• [Data to use]

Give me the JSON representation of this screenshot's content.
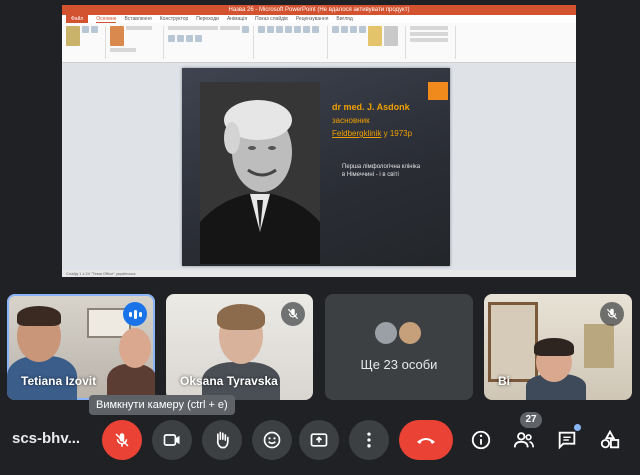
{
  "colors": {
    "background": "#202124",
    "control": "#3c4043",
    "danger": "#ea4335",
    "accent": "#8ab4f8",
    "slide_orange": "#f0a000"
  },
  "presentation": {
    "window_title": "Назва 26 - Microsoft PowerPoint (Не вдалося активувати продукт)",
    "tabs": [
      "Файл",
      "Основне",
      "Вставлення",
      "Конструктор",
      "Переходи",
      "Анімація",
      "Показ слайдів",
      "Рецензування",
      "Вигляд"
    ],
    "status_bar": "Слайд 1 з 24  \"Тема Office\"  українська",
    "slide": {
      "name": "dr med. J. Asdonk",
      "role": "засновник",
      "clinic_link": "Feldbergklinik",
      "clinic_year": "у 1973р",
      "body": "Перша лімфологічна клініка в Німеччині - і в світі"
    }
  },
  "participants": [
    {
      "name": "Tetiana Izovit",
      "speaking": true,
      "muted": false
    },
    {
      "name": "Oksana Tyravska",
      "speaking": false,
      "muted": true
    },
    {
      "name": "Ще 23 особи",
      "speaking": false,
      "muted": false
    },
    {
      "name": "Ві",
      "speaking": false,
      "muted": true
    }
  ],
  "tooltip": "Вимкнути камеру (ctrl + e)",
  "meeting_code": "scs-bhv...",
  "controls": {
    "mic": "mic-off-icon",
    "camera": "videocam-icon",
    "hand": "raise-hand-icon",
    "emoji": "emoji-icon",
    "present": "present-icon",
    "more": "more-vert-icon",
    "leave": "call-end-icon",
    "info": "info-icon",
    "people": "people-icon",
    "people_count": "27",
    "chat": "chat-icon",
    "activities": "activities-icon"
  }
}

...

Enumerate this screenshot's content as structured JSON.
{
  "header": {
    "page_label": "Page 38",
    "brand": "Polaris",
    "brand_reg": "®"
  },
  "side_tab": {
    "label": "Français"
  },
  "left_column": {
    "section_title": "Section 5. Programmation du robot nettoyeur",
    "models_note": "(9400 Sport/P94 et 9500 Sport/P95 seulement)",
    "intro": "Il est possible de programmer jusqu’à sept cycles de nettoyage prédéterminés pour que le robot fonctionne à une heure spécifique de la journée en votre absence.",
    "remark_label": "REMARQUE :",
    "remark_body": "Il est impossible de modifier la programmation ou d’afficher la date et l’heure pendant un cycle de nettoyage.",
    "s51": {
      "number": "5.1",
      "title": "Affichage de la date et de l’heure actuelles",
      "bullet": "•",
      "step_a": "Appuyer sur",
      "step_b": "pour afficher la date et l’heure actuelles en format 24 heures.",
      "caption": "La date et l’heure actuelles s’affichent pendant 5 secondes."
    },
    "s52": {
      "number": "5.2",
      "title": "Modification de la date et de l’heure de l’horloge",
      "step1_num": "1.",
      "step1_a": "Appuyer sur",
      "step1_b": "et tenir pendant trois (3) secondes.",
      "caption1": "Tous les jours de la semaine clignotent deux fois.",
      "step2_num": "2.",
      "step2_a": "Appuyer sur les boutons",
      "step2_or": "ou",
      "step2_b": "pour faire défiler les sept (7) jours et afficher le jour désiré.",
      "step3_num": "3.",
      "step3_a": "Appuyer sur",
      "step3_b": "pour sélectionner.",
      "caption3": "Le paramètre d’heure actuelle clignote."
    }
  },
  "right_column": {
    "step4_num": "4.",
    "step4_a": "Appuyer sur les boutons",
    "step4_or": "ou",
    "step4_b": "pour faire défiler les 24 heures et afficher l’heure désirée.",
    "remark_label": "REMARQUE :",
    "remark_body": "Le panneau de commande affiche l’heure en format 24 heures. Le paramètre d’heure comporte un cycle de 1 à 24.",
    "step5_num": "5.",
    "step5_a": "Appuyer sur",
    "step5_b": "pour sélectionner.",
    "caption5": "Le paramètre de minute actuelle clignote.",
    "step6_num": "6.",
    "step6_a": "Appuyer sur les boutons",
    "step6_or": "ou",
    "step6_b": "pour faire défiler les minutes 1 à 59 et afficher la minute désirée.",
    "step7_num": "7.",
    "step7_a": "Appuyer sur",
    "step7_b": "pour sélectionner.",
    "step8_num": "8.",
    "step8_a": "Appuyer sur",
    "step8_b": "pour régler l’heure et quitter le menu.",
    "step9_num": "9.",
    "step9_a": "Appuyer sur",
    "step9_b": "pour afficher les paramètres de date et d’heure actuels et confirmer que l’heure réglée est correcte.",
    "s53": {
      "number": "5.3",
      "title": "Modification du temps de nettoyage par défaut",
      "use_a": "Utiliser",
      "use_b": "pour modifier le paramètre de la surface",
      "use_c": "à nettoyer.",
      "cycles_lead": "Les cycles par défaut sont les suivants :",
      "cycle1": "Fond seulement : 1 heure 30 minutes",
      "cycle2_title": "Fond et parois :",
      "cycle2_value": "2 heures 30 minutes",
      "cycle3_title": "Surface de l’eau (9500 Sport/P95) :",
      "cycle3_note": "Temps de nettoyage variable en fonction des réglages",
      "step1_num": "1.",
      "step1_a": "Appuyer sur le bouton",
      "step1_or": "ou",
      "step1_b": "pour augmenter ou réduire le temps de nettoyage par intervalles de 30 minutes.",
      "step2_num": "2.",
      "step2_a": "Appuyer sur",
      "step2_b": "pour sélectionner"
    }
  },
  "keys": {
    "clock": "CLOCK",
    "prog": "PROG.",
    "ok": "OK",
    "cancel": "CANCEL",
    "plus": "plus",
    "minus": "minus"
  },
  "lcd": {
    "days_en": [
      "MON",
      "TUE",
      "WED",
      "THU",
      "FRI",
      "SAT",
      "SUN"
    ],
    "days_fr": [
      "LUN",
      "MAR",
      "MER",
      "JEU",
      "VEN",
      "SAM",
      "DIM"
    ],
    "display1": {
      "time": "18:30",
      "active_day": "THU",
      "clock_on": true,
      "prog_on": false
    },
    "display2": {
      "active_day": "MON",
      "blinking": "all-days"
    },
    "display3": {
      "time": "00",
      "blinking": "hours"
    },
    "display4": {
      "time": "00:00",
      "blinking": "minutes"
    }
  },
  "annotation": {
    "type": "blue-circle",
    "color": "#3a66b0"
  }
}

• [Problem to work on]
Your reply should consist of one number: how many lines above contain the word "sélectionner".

• [Final answer]
4